POLICY WORKING PAPER #5
Why do less than 25 per cent of voters between the ages 18 to 25 bother to vote in elections? What do young voters make of the NDP? How will they shape the future of politics in this country?
To begin to answer these questions, we need to really understand that the real world young British Columbians live in is not the world the baby boomers grew up in. Some young people with the right set of job skills and personal characteristics do very well, and as the baby boom retirement wave starts to take effect in the next few years, employment opportunities should increase. But the reality for the majority today is that employment opportunities tend to be concentrated in low-wage, part time positions, usually in the unorganized service sector. In many smaller communities, new employment opportunities are often extremely scarce, reflecting increased mechanization in traditional resource sectors, and the centralization or downsizing of many service sector jobs, including jobs in the public sector.
The school system and the mass media do a thorough job of telling young people that their life prospects will be very poor without a good education, but it is becoming increasingly difficult to be accepted into post-secondary programs. Students frequently acquire a large debt load pursuing a university degree or technical education, but often find that post-secondary qualifications are by no means a guarantee of a good job.
Many traditional NDP concerns, such as reducing exploitation in the work place and protecting the environment, continue to be very relevant. And many policies of the Liberal government have had an extremely negative impact on young people. But to just be the voice of opposition will not likely be very productive. To be a truly relevant political force, the new NDP must do a better job of understanding and representing the values, vision and style of young voters.
Rising university and college tuition fees are a huge issue for BC students. The NDP government tuition freeze has been replaced by massive annual fee increases. Average university tuition fees will increase by 30 percent this year, on the heels of last year’s very significant jump of over 25 percent, with even greater increases for college students. A new government will have to deal with the impact of recent tuition fee increases, and develop an ongoing strategy to deal with tuition fees in the future.
A tuition fee strategy needs to be part of a comprehensive strategy designed to ensure that access to post-secondary education is not a function of family income levels, parental support or residence in larger centres. The provincial government needs to work closely with post-secondary institutions and the federal government to ensure that all government provided assistance, including debt-management, is biased toward improving access. In this context, some programs, for example the federal Canada Education Savings Grant, should be re-structured.
Post-secondary education options -- including skills training and apprenticeship programs, as well as college and university spaces -- need to be increased on an ongoing basis to ensure no qualified young person is denied training because of lack of capacity.

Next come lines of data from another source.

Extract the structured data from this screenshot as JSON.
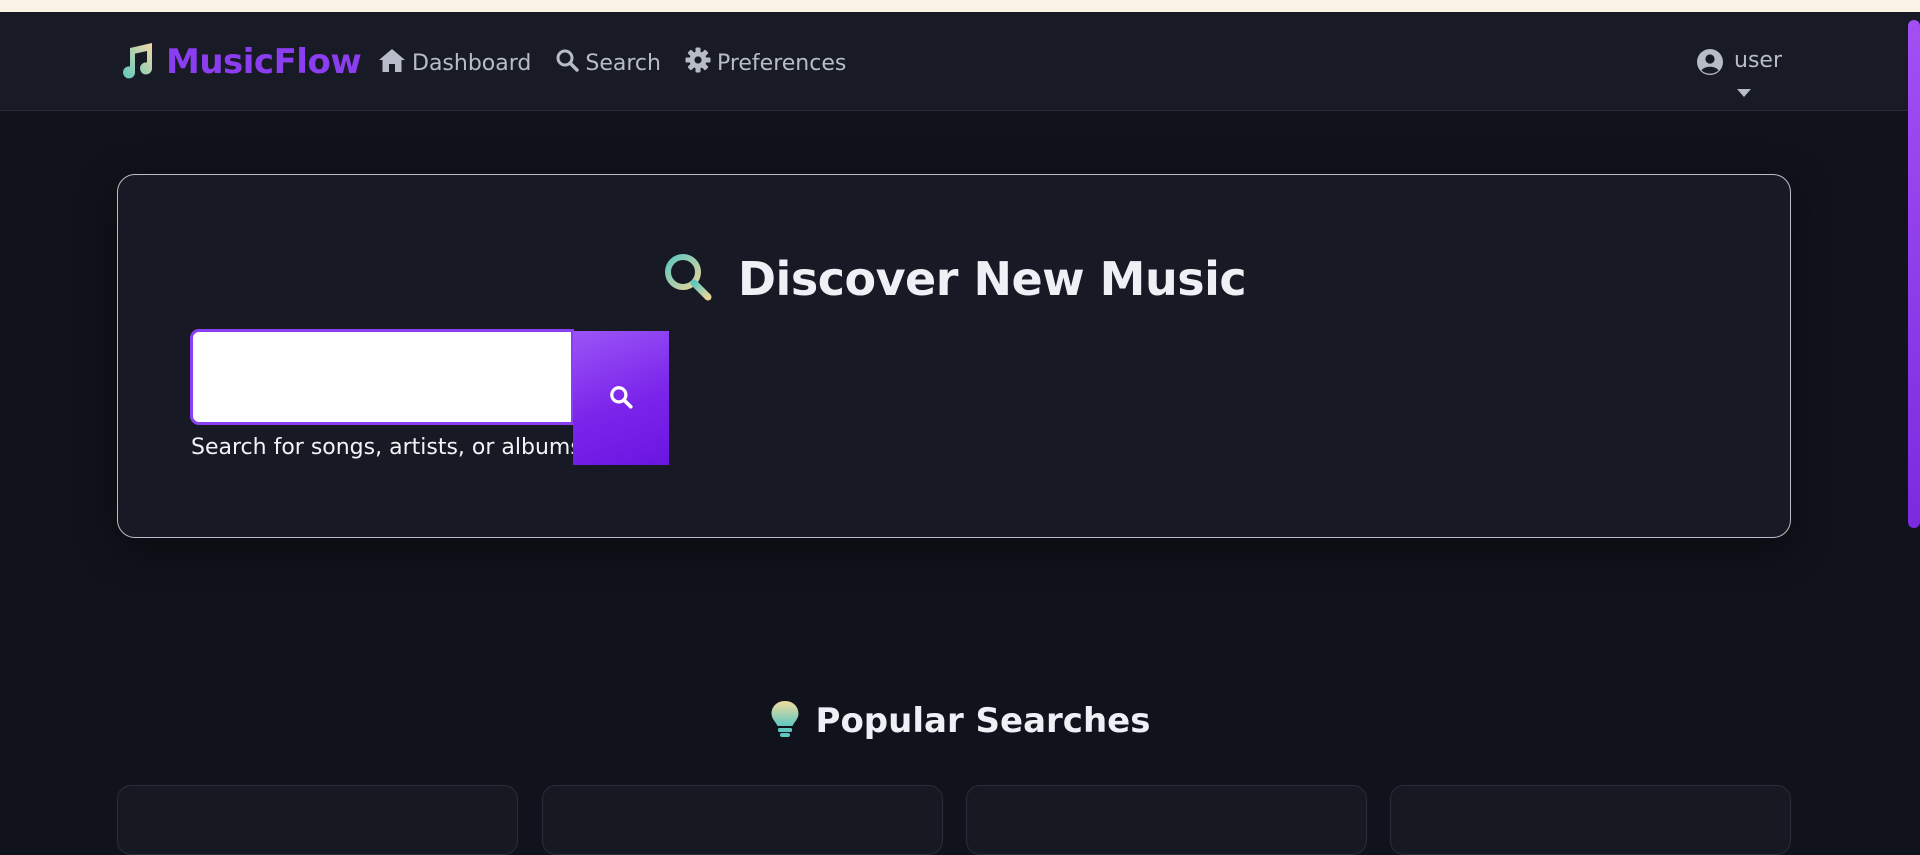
{
  "brand": {
    "name": "MusicFlow",
    "icon": "music-note-icon"
  },
  "nav": {
    "items": [
      {
        "label": "Dashboard",
        "icon": "home-icon"
      },
      {
        "label": "Search",
        "icon": "search-icon"
      },
      {
        "label": "Preferences",
        "icon": "gear-icon"
      }
    ]
  },
  "user_menu": {
    "label": "user",
    "icon": "user-circle-icon",
    "caret": "caret-down-icon"
  },
  "search": {
    "title": "Discover New Music",
    "title_icon": "magnifier-icon",
    "input_value": "",
    "hint": "Search for songs, artists, or albums...",
    "button_icon": "search-icon"
  },
  "popular": {
    "title": "Popular Searches",
    "icon": "lightbulb-icon",
    "cards_visible": 4
  },
  "colors": {
    "accent": "#8b3df0",
    "background": "#10131b",
    "navbar": "#181b25",
    "card": "#171a25",
    "teal": "#5ec8c0"
  }
}
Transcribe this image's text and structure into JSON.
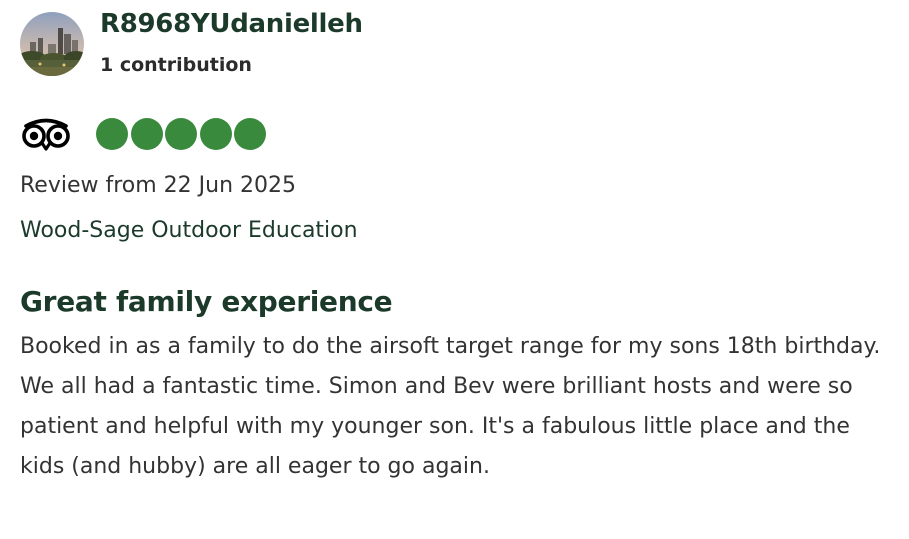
{
  "reviewer": {
    "avatar_icon": "user-avatar-photo",
    "username": "R8968YUdanielleh",
    "contributions": "1 contribution"
  },
  "rating": {
    "brand_icon": "tripadvisor-owl-icon",
    "bubbles_filled": 5,
    "bubbles_total": 5,
    "bubble_color": "#3a8a3e"
  },
  "review": {
    "date": "Review from 22 Jun 2025",
    "listing": "Wood-Sage Outdoor Education",
    "title": "Great family experience",
    "body": "Booked in as a family to do the airsoft target range for my sons 18th birthday. We all had a fantastic time. Simon and Bev were brilliant hosts and were so patient and helpful with my younger son. It's a fabulous little place and the kids (and hubby) are all eager to go again."
  },
  "colors": {
    "heading": "#1c3a2a",
    "text": "#333333"
  }
}
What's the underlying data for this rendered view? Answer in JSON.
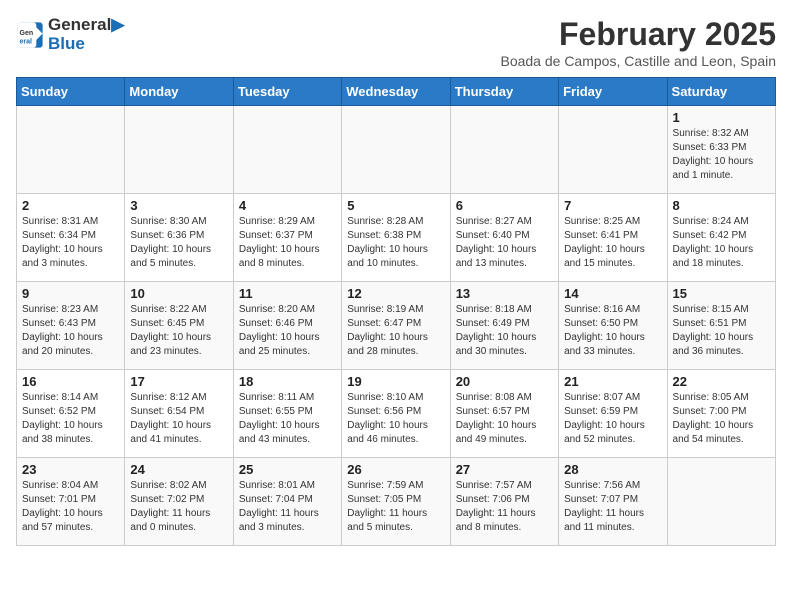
{
  "header": {
    "logo_line1": "General",
    "logo_line2": "Blue",
    "month_title": "February 2025",
    "location": "Boada de Campos, Castille and Leon, Spain"
  },
  "weekdays": [
    "Sunday",
    "Monday",
    "Tuesday",
    "Wednesday",
    "Thursday",
    "Friday",
    "Saturday"
  ],
  "weeks": [
    [
      {
        "day": "",
        "info": ""
      },
      {
        "day": "",
        "info": ""
      },
      {
        "day": "",
        "info": ""
      },
      {
        "day": "",
        "info": ""
      },
      {
        "day": "",
        "info": ""
      },
      {
        "day": "",
        "info": ""
      },
      {
        "day": "1",
        "info": "Sunrise: 8:32 AM\nSunset: 6:33 PM\nDaylight: 10 hours\nand 1 minute."
      }
    ],
    [
      {
        "day": "2",
        "info": "Sunrise: 8:31 AM\nSunset: 6:34 PM\nDaylight: 10 hours\nand 3 minutes."
      },
      {
        "day": "3",
        "info": "Sunrise: 8:30 AM\nSunset: 6:36 PM\nDaylight: 10 hours\nand 5 minutes."
      },
      {
        "day": "4",
        "info": "Sunrise: 8:29 AM\nSunset: 6:37 PM\nDaylight: 10 hours\nand 8 minutes."
      },
      {
        "day": "5",
        "info": "Sunrise: 8:28 AM\nSunset: 6:38 PM\nDaylight: 10 hours\nand 10 minutes."
      },
      {
        "day": "6",
        "info": "Sunrise: 8:27 AM\nSunset: 6:40 PM\nDaylight: 10 hours\nand 13 minutes."
      },
      {
        "day": "7",
        "info": "Sunrise: 8:25 AM\nSunset: 6:41 PM\nDaylight: 10 hours\nand 15 minutes."
      },
      {
        "day": "8",
        "info": "Sunrise: 8:24 AM\nSunset: 6:42 PM\nDaylight: 10 hours\nand 18 minutes."
      }
    ],
    [
      {
        "day": "9",
        "info": "Sunrise: 8:23 AM\nSunset: 6:43 PM\nDaylight: 10 hours\nand 20 minutes."
      },
      {
        "day": "10",
        "info": "Sunrise: 8:22 AM\nSunset: 6:45 PM\nDaylight: 10 hours\nand 23 minutes."
      },
      {
        "day": "11",
        "info": "Sunrise: 8:20 AM\nSunset: 6:46 PM\nDaylight: 10 hours\nand 25 minutes."
      },
      {
        "day": "12",
        "info": "Sunrise: 8:19 AM\nSunset: 6:47 PM\nDaylight: 10 hours\nand 28 minutes."
      },
      {
        "day": "13",
        "info": "Sunrise: 8:18 AM\nSunset: 6:49 PM\nDaylight: 10 hours\nand 30 minutes."
      },
      {
        "day": "14",
        "info": "Sunrise: 8:16 AM\nSunset: 6:50 PM\nDaylight: 10 hours\nand 33 minutes."
      },
      {
        "day": "15",
        "info": "Sunrise: 8:15 AM\nSunset: 6:51 PM\nDaylight: 10 hours\nand 36 minutes."
      }
    ],
    [
      {
        "day": "16",
        "info": "Sunrise: 8:14 AM\nSunset: 6:52 PM\nDaylight: 10 hours\nand 38 minutes."
      },
      {
        "day": "17",
        "info": "Sunrise: 8:12 AM\nSunset: 6:54 PM\nDaylight: 10 hours\nand 41 minutes."
      },
      {
        "day": "18",
        "info": "Sunrise: 8:11 AM\nSunset: 6:55 PM\nDaylight: 10 hours\nand 43 minutes."
      },
      {
        "day": "19",
        "info": "Sunrise: 8:10 AM\nSunset: 6:56 PM\nDaylight: 10 hours\nand 46 minutes."
      },
      {
        "day": "20",
        "info": "Sunrise: 8:08 AM\nSunset: 6:57 PM\nDaylight: 10 hours\nand 49 minutes."
      },
      {
        "day": "21",
        "info": "Sunrise: 8:07 AM\nSunset: 6:59 PM\nDaylight: 10 hours\nand 52 minutes."
      },
      {
        "day": "22",
        "info": "Sunrise: 8:05 AM\nSunset: 7:00 PM\nDaylight: 10 hours\nand 54 minutes."
      }
    ],
    [
      {
        "day": "23",
        "info": "Sunrise: 8:04 AM\nSunset: 7:01 PM\nDaylight: 10 hours\nand 57 minutes."
      },
      {
        "day": "24",
        "info": "Sunrise: 8:02 AM\nSunset: 7:02 PM\nDaylight: 11 hours\nand 0 minutes."
      },
      {
        "day": "25",
        "info": "Sunrise: 8:01 AM\nSunset: 7:04 PM\nDaylight: 11 hours\nand 3 minutes."
      },
      {
        "day": "26",
        "info": "Sunrise: 7:59 AM\nSunset: 7:05 PM\nDaylight: 11 hours\nand 5 minutes."
      },
      {
        "day": "27",
        "info": "Sunrise: 7:57 AM\nSunset: 7:06 PM\nDaylight: 11 hours\nand 8 minutes."
      },
      {
        "day": "28",
        "info": "Sunrise: 7:56 AM\nSunset: 7:07 PM\nDaylight: 11 hours\nand 11 minutes."
      },
      {
        "day": "",
        "info": ""
      }
    ]
  ]
}
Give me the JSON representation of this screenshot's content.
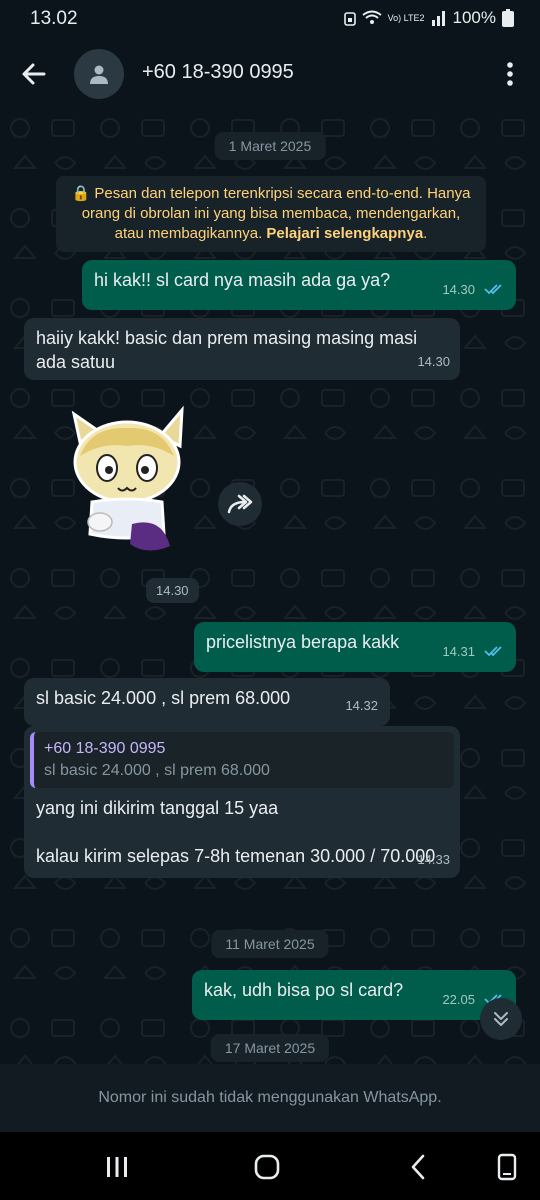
{
  "status_bar": {
    "time": "13.02",
    "battery": "100%",
    "network": "Vo) LTE2"
  },
  "header": {
    "contact_name": "+60 18-390 0995"
  },
  "chat": {
    "date_1": "1 Maret 2025",
    "encryption_notice": "Pesan dan telepon terenkripsi secara end-to-end. Hanya orang di obrolan ini yang bisa membaca, mendengarkan, atau membagikannya.",
    "encryption_link": "Pelajari selengkapnya",
    "messages": [
      {
        "text": "hi kak!! sl card nya masih ada ga ya?",
        "time": "14.30"
      },
      {
        "text": "haiiy kakk! basic dan prem masing masing masi ada satuu",
        "time": "14.30"
      },
      {
        "text": "",
        "time": "14.30"
      },
      {
        "text": "pricelistnya berapa kakk",
        "time": "14.31"
      },
      {
        "text": "sl basic 24.000 , sl prem 68.000",
        "time": "14.32"
      },
      {
        "quote_name": "+60 18-390 0995",
        "quote_text": "sl basic 24.000 , sl prem 68.000",
        "text_1": "yang ini dikirim tanggal 15 yaa",
        "text_2": "kalau kirim selepas 7-8h temenan 30.000 / 70.000",
        "time": "14.33"
      },
      {
        "text": "kak, udh bisa po sl card?",
        "time": "22.05"
      }
    ],
    "date_2": "11 Maret 2025",
    "date_3": "17 Maret 2025"
  },
  "footer": {
    "notice": "Nomor ini sudah tidak menggunakan WhatsApp."
  },
  "colors": {
    "outgoing": "#005c4b",
    "incoming": "#202c33",
    "background": "#0b141a",
    "accent_ticks": "#53bdeb"
  }
}
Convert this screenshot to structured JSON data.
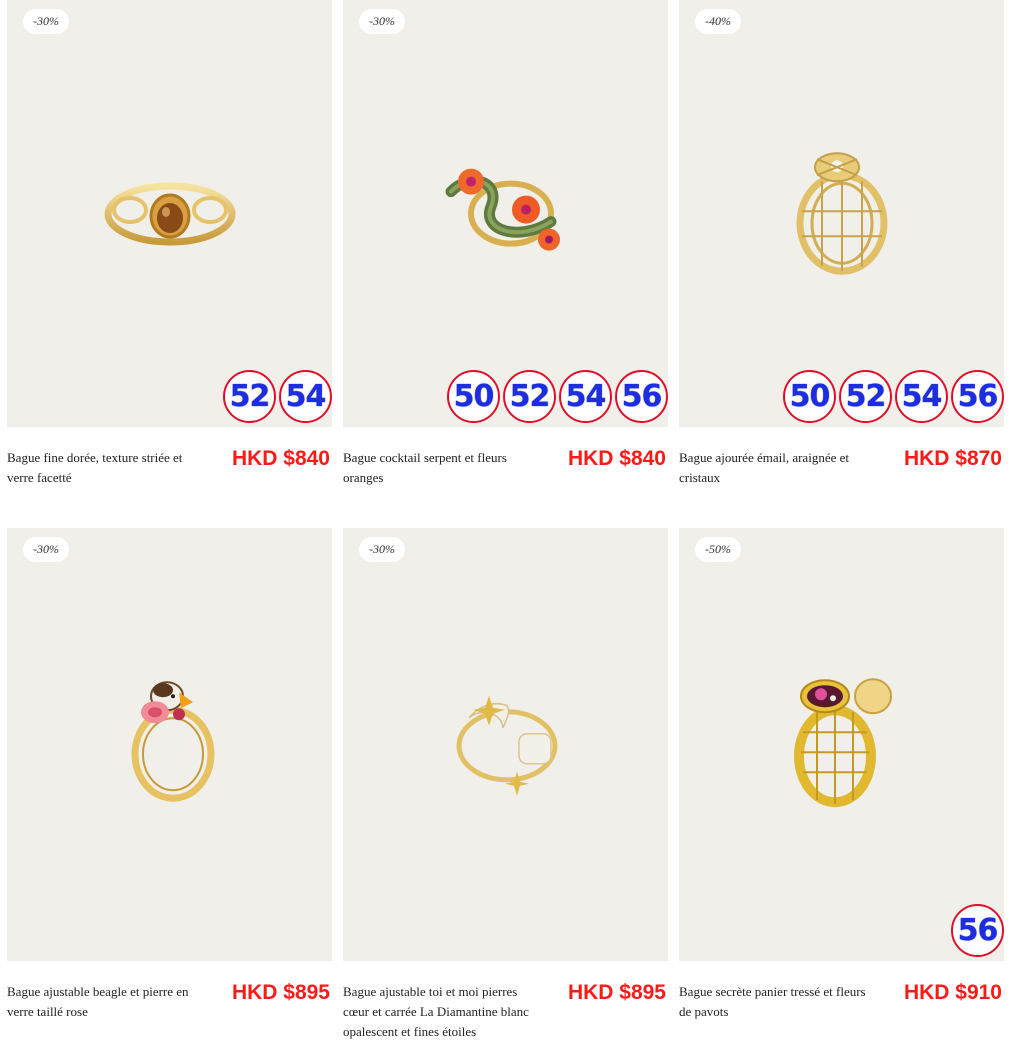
{
  "colors": {
    "card_bg": "#f0efea",
    "price": "#ff1a1a",
    "size_text": "#1c2ee0",
    "size_border": "#e0102a"
  },
  "products": [
    {
      "discount": "-30%",
      "name": "Bague fine dorée, texture striée et verre facetté",
      "price": "HKD $840",
      "sizes": [
        "52",
        "54"
      ],
      "icon": "gold-ring-amber-stone-icon"
    },
    {
      "discount": "-30%",
      "name": "Bague cocktail serpent et fleurs oranges",
      "price": "HKD $840",
      "sizes": [
        "50",
        "52",
        "54",
        "56"
      ],
      "icon": "snake-flower-ring-icon"
    },
    {
      "discount": "-40%",
      "name": "Bague ajourée émail, araignée et cristaux",
      "price": "HKD $870",
      "sizes": [
        "50",
        "52",
        "54",
        "56"
      ],
      "icon": "spider-web-ring-icon"
    },
    {
      "discount": "-30%",
      "name": "Bague ajustable beagle et pierre en verre taillé rose",
      "price": "HKD $895",
      "sizes": [],
      "icon": "beagle-ring-icon"
    },
    {
      "discount": "-30%",
      "name": "Bague ajustable toi et moi pierres cœur et carrée La Diamantine blanc opalescent et fines étoiles",
      "price": "HKD $895",
      "sizes": [],
      "icon": "toi-et-moi-ring-icon"
    },
    {
      "discount": "-50%",
      "name": "Bague secrète panier tressé et fleurs de pavots",
      "price": "HKD $910",
      "sizes": [
        "56"
      ],
      "icon": "basket-locket-ring-icon"
    }
  ]
}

At the same time that tuition fees and student debt levels have been skyrocketing higher, the Liberal government has made entry level employment less rewarding, and saving for post-secondary education much more difficult. The $6 per hour training wage is unfair, has had no discernable impact on youth unemployment, and should be eliminated immediately.
The working conditions of the vast majority of young people are governed by the Employment Standards Act.. Getting employment standards legislation right should to be a high profile priority for a new government.
Ways to improve the extremely low rate of participation by young voters need to be considered. As a way to focus the attention of high school students on the value of political participation, the idea of extending the provincial voting franchise to voters younger than 18 should be put on the public agenda as one worth considering.
Young British Columbians are perhaps less likely to be comfortable with making trade-offs between the environment and the economy. We need to understand the lens through which young people view environmental issues, and communicate with them taking into account those perceptions.
The youth of today are more aware than ever before of the global community, and, due to the cosmopolitan and international nature of this province’s urban centres, the young people of British Columbia are especially aware of the diversity of the world around them. Much of the political discourse of this province neglects this social reality, and therefore alienates a large segment of the young voting public. The new NDP must strive to relate to the concerns and needs of a young, urban, and multicultural public often unfamiliar with the historical political culture of the province.
Please send comments on the Campaign for Change policy working papers to [email protected] before